#### [Prompt]
From the data that follows, copy every line with the string "Event".

==== Given entries ====

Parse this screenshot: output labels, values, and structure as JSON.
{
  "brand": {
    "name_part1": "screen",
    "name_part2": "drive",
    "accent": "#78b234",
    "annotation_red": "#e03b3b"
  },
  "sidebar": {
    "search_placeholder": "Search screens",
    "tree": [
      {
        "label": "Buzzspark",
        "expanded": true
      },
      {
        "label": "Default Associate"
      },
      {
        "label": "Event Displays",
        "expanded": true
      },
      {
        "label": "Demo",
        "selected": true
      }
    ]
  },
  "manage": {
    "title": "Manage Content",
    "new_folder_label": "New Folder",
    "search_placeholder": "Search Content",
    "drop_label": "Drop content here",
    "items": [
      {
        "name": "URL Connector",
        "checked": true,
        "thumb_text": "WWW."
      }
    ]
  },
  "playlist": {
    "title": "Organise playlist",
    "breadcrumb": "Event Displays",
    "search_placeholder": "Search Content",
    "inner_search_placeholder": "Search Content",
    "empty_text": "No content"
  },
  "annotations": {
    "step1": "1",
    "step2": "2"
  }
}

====
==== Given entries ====

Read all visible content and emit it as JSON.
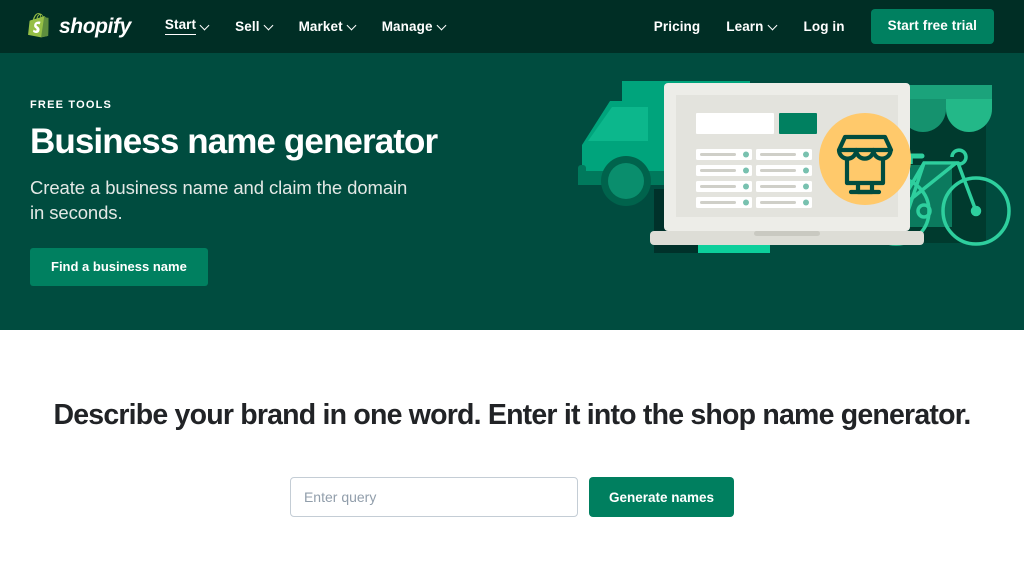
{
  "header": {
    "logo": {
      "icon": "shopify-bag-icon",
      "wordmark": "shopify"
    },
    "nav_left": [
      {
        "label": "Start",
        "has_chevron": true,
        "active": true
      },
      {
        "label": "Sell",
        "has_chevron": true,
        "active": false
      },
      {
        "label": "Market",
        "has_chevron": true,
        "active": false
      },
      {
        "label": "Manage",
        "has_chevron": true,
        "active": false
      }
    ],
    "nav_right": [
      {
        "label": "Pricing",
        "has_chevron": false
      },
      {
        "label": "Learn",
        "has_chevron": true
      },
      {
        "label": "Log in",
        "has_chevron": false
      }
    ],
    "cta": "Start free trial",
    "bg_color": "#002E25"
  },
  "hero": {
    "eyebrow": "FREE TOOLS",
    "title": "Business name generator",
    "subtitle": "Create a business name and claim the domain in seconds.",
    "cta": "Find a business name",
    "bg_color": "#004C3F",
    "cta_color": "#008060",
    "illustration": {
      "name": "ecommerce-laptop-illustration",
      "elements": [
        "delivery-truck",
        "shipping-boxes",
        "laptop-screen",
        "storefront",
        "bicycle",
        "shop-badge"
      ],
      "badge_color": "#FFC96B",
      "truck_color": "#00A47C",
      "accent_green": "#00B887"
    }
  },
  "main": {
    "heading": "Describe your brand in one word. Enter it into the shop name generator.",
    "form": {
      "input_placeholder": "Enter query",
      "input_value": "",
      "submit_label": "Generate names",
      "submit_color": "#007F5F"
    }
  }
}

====

#### [Finished task]
        "label": "Event Displays",
    "breadcrumb": "Event Displays",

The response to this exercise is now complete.